- Jobs with the potential to cause severe or disabling injuries or illness, even if there is no history of previous accidents
- Jobs where one simple human error can lead to a severe accident or injury
- Jobs that are new to the company's operations or have undergone changes in processes and procedures
- Jobs complex enough to require written instructions
How to Effectively Conduct a Job Safety Analysis
- Involve employees. Discuss what you are going to do and why. Be sure to emphasize that you are evaluating the job task and not employee performance. Involving employees will provide you with valuable knowledge about the job task, as well as ensure a quality analysis
- Review accident history. Review the company’s accident history with your employees. This includes the company's injury, illness, and near miss history. The information will help you to determine whether or not existing hazard control measures (if any) are adequate, and to determine which jobs pose the highest risk to your workers
- Conduct a preliminary job review. Discuss with your employees the hazards that they know exist in their current job task and work environment. Brainstorm with them ideas to eliminate or control those hazards. Additionally, identify the OSHA standards that apply to that job role and be sure to incorporate these requirements into your job safety analysis
- Set priorities. List, rank, and set priorities for hazardous jobs. Hazardous jobs will include all those job types specified by OSHA listed above
- Outline the steps or tasks. Every job can be broken down into steps. Watch the employee perform each step when conducting your job safety analysis. Get input from employees who perform the same job tasks.

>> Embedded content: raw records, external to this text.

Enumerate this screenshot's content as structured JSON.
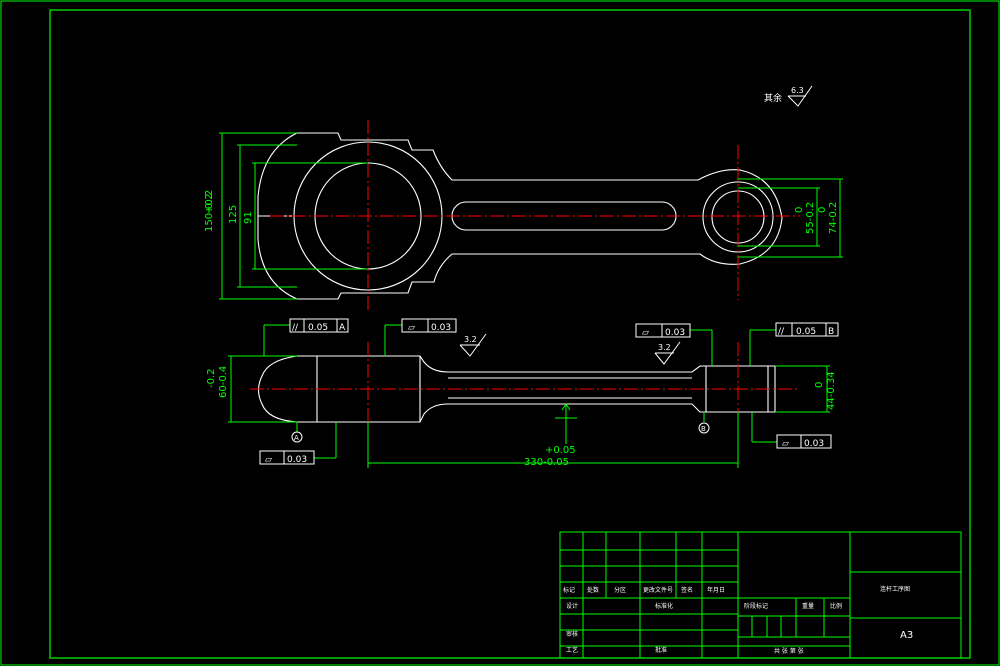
{
  "roughness_note": {
    "label": "其余",
    "value": "6.3"
  },
  "top_view_dims": {
    "overall_height": "150-0.2",
    "overall_height_tol": "+0.2",
    "height_125": "125",
    "bore_91": "91",
    "small_end_dia": "55-0.2",
    "small_end_dia_tol": "0",
    "small_end_outer": "74-0.2",
    "small_end_outer_tol": "0"
  },
  "side_view_dims": {
    "big_end_thickness": "60-0.4",
    "big_end_thickness_tol": "-0.2",
    "small_end_thickness": "44-0.34",
    "small_end_thickness_tol": "0",
    "center_distance": "330-0.05",
    "center_distance_tol": "+0.05",
    "roughness_1": "3.2",
    "roughness_2": "3.2"
  },
  "tolerance_frames": [
    {
      "symbol": "//",
      "value": "0.05",
      "datum": "A"
    },
    {
      "symbol": "▱",
      "value": "0.03",
      "datum": ""
    },
    {
      "symbol": "▱",
      "value": "0.03",
      "datum": ""
    },
    {
      "symbol": "//",
      "value": "0.05",
      "datum": "B"
    },
    {
      "symbol": "▱",
      "value": "0.03",
      "datum": ""
    },
    {
      "symbol": "▱",
      "value": "0.03",
      "datum": ""
    }
  ],
  "datums": [
    "A",
    "B"
  ],
  "title_block": {
    "row_labels": [
      "标记",
      "处数",
      "分区",
      "更改文件号",
      "签名",
      "年月日"
    ],
    "design": "设计",
    "standardization": "标准化",
    "stage_mark": "阶段标记",
    "weight": "重量",
    "scale": "比例",
    "review": "审核",
    "process": "工艺",
    "approve": "批准",
    "sheets": "共 张 第 张",
    "drawing_name": "连杆工序图",
    "sheet_size": "A3"
  }
}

Also, it is important that you review the job steps with the employee to ensure that nothing was omitted.
The Job Safety Analysis Process

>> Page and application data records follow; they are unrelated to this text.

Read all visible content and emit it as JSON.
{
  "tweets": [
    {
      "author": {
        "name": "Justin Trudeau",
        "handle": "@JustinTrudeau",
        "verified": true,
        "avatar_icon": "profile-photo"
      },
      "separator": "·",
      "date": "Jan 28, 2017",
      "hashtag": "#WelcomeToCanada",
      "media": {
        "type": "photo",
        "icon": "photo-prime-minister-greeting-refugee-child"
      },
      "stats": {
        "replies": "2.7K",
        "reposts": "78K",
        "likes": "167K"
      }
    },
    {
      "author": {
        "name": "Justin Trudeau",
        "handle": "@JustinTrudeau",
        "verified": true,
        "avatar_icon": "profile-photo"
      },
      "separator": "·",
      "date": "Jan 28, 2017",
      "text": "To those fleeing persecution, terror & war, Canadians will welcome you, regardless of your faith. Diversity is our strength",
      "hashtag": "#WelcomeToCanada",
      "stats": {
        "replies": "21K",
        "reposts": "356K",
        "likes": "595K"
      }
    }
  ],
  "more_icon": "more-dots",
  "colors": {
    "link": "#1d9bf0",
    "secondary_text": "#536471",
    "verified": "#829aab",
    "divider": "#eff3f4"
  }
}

1. Identify the hazards in each step of the job task
To do this, consider the following:
- What could go wrong?
- How could it happen?
- What are other contributing factors?
- What are the consequences?
- How likely is it that the hazard will occur?
2. Review the list of hazards identified with the employees responsible for carrying out the job
- Discuss what can be done to eliminate or reduce these hazards with the affected employees.
3. Correct the unsafe conditions and processes by implementing methods of hazard control
These may include:
- Changes to equipment or engineering controls
- Improvement to the work environment, such as better lighting and ventilation
- Administrative controls or changes to the work processes and how the task is done
- Changes in the use and type of personal protective equipment, e.g. gloves, hearing protection, boots, etc.
- Retraining all employees effected by the new changes and ensure that they clearly understand the changes made
For more information on hazard control methods and selecting the appropriate personal protective equipment, check out: The Hierarchy of Hazard Control and 6 Personal Protective Equipment Guidelines (PPE) Every Employee Should Know.
4. Review the job safety analysis
This should be done:
- Periodically as you may discover hazards that you may have previously missed
- When the job task or process has changed
- When injuries or near misses occur while performing the job task
5. Utilize the information obtained from conducting the job safety analysis
This information can be useful for:
- Training new employees
- Conducting accident investigations
To learn more about conducting accident investigations, check out: 7 Critical Steps You Must Take When Investigating and Reporting Accidents.
Before Starting a Job Safety Analysis
For a job safety analysis to be effective, employers must demonstrate its commitment to safety and health by correcting any uncontrolled hazards identified. If this is not done, productivity and profits will be negatively impacted. Further, employees may hesitate to go to their supervisors when dangerous conditions arise. As such, the Occupational Health and Safety Administration suggest that when conducting a job safety analysis, be sure to consult the OSHA standards relevant to your industry. Not only will this ensure that the necessary requirements will be incorporated in to the job safety analysis, it will also facilitate the achievement of maximum benefits by both employers and their employees.